By JAKE FORKEN
Marcus Smart, a member of the Oklahoma State basketball program, was suspended three games on Sunday afternoon for his role in a physical altercation with a fan, Jeff Orr, during the closing seconds of a game against Texas Tech Saturday evening. Prior to returning to the court, Smart shoved Orr, who appeared to have yelled at Smart as he fell to the ground. In a statement released Sunday, Orr claimed to have called Smart a “piece of crap,” although initial reports from radio analyst Kevin Holcomb indicated that Smart told the Oklahoma State coaching staff that Orr had called him the n-word. Unsubstantiated claims from ESPN anchor Stuart Scott and various local news stations suggest that what Orr actually said was, “Go back to Africa.”
As you can imagine, the media had a lot to say about the matter. Most notable basketball analysts, such as Doug Gottlieb and Dick Vitale, essentially remarked that no matter what Orr had said to Smart, Smart had a responsibility to walk away. Immediately following the occurrence, the ESPN announcer anchoring the game referred to Smart’s actions as “disgusting behavior.” If Orr really only referred to Smart as a “piece of crap,” then maybe Smart’s reaction may have been unwarranted; the only thing is, I don’t think that’s what Orr said.

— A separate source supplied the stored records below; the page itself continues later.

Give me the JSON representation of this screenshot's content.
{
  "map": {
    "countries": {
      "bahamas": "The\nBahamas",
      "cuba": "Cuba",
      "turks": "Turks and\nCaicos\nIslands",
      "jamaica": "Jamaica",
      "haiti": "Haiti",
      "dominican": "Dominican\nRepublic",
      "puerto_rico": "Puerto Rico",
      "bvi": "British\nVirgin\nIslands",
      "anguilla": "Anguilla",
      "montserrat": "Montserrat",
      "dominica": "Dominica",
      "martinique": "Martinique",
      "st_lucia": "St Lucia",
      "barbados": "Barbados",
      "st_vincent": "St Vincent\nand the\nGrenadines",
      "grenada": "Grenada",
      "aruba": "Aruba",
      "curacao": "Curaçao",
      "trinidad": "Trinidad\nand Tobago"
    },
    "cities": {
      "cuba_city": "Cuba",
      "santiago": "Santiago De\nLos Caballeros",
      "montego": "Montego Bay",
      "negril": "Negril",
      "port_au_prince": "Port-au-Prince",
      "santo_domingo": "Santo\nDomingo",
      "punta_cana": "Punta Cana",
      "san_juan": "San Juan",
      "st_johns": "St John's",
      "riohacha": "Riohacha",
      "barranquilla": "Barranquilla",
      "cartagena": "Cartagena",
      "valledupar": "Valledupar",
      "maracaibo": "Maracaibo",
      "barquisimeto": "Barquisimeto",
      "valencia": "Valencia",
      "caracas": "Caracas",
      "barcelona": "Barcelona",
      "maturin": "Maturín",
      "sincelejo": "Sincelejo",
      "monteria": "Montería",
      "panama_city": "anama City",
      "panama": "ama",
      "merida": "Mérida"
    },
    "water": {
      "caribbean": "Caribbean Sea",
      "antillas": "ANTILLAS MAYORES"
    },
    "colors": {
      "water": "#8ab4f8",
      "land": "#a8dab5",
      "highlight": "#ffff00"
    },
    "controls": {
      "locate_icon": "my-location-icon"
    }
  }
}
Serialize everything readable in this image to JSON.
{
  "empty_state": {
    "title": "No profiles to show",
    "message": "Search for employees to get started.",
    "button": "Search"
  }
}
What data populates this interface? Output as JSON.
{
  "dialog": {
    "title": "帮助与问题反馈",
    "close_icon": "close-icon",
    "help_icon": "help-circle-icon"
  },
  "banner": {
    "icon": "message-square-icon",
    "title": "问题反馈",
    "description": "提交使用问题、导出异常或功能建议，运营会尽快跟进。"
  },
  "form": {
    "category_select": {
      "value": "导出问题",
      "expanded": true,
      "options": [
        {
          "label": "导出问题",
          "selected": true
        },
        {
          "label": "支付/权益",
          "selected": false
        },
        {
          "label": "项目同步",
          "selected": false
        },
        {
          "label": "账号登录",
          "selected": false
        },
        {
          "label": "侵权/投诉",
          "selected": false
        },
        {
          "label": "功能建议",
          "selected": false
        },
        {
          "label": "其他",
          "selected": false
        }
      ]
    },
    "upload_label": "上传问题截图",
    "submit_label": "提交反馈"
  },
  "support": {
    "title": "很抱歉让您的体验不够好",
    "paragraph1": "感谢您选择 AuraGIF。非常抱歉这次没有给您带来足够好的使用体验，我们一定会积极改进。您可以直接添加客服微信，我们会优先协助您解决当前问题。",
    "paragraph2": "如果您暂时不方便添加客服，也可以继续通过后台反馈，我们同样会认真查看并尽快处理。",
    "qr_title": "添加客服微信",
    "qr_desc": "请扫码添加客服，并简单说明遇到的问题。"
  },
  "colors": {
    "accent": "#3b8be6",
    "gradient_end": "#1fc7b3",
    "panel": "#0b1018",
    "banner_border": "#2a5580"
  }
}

To start, let’s set the scene. The game took place at Texas Tech, located in the county of Lubbock. When President Barack Obama was campaigning for reelection in 2012, Lubbock County Judge Tom Head, the highest elected official in the county, claimed that if Obama was reelected he was expecting Lubbock to be in a state of civil unrest with a potential civil war involving his constituency who would “take up arms and get rid of the guy.” This is all to say that maybe, just maybe, Lubbock County, Texas, where Jeff Orr resides, may not be made up of the most tolerant people in the country.
Now for a little background on “superfan” Jeff Orr. Texas Tech University has long been aware of Jeff Orr due to his intense loyalty to the program, and even featured him in a University-sanctioned promo video. Former Texas Tech coach Pat Knight has even commented on how much Orr means to the team. While Jeff Orr may in fact be a “superfan,” he sure isn’t a stranger to controversy. In 2010, a video surfaced of Orr leveling obscene gestures in the direction of an African-American Texas A&M player. Furthermore, former OSU and current NBA player, John Lucas III, tweeted about how he recalls Orr yelling a lot of “crazy ish” back in 2001-2005 when he was in the Big 12. It would seem, if the alleged hate words were in fact uttered from Jeff Orr, it wouldn’t be the first time he has verbally assaulted an African-American player.
On to the incident itself. Are we to believe that Marcus Smart, who has undoubtedly been previously subject to the abuse that former players describe, really reacted in the manner he did because he was called a “piece of crap?” After Smart was restrained by his teammates, he was still yelling and pointing in Orr’s direction. Something tells me that in order to elicit the reaction from Smart that Orr did, something other than “piece of crap” must have come from Orr’s mouth.
I’m not advocating for violent reactions. If anything, Smart’s reactions unfortunately work to perpetuate already existing, unjust negative stereotypes. I’m saying that if Orr hurled any of the aforementioned horrible epithets towards Smart, then the reaction is warranted. How is it still the case in 21st century America that an old white guy can allegedly say a word embroiled with such a history of hate and injustice towards an African-American player, and the general consensus is effectively, “get over it?”
In general, this speaks to a disturbing trend in America. It started with Richard Sherman, who was labeled a thug and exposed to intense racism on Twitter, all for emphatically declaring his dominance on national television. Really? A man with a graduate degree from Stanford who has a reputation of giving back and being heavily involved in his local community is a thug? Meanwhile, Rep. Michael Grimm (R-N.Y.), who is actually an elected public figure, threatened to throw a reporter off a balcony for attempting to ask a meaningful question regarding his campaign fraud, and the ensuing media reaction was relatively quiet. I guess we should focus more on African-American athletes who lose their cool for a second rather than an allegedly corrupt white Congressman tasked with running the country. People like Richard Sherman and Marcus Smart aren’t the problem. The problem is people like Jeff Orr. The only way to eradicate institutionalized racism in this country is to have a zero tolerance policy, not to shame the victims for their reaction. The story shouldn’t be about Marcus Smart; it should be about what Jeff Orr said to get Smart to that point, and why prominent analysts believe it’s acceptable for athletes to be subject to racism.
It was disappointing to see countless figures in the public spotlight condemn Smart for his actions without stopping to think why racism is still tolerated in society. Yahoo!’s Pat Forde tweeted, “Marcus Smart is ruining his reputation this season. This is just unfortunate and ugly.” No, Mr. Forde, the only thing unfortunate and ugly was the way we as a society reacted to this incident.